- WHAT THIS TASK INVOLVES -
Your task is to set down the records below again, exactly.
++++++
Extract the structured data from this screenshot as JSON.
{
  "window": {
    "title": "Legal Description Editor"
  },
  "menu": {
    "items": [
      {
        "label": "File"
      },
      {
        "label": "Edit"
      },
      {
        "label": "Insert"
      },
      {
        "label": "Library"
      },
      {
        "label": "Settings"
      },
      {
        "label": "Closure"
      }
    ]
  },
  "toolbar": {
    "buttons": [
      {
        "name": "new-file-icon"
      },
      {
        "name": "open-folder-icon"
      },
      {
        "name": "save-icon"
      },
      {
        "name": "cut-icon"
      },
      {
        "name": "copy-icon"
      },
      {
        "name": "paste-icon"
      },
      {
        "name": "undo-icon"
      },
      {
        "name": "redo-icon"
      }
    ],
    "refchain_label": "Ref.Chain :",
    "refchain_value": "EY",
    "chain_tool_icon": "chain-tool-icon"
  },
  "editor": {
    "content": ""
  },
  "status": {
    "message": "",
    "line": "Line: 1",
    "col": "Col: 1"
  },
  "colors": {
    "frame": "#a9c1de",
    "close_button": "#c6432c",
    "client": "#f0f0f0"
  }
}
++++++
- ANSWER SPACE -
Extract the structured data from this screenshot as JSON.
{
  "window": {
    "title": "Legal Description Editor"
  },
  "menu": {
    "items": [
      {
        "label": "File"
      },
      {
        "label": "Edit"
      },
      {
        "label": "Insert"
      },
      {
        "label": "Library"
      },
      {
        "label": "Settings"
      },
      {
        "label": "Closure"
      }
    ]
  },
  "toolbar": {
    "buttons": [
      {
        "name": "new-file-icon"
      },
      {
        "name": "open-folder-icon"
      },
      {
        "name": "save-icon"
      },
      {
        "name": "cut-icon"
      },
      {
        "name": "copy-icon"
      },
      {
        "name": "paste-icon"
      },
      {
        "name": "undo-icon"
      },
      {
        "name": "redo-icon"
      }
    ],
    "refchain_label": "Ref.Chain :",
    "refchain_value": "EY",
    "chain_tool_icon": "chain-tool-icon"
  },
  "editor": {
    "content": ""
  },
  "status": {
    "message": "",
    "line": "Line: 1",
    "col": "Col: 1"
  },
  "colors": {
    "frame": "#a9c1de",
    "close_button": "#c6432c",
    "client": "#f0f0f0"
  }
}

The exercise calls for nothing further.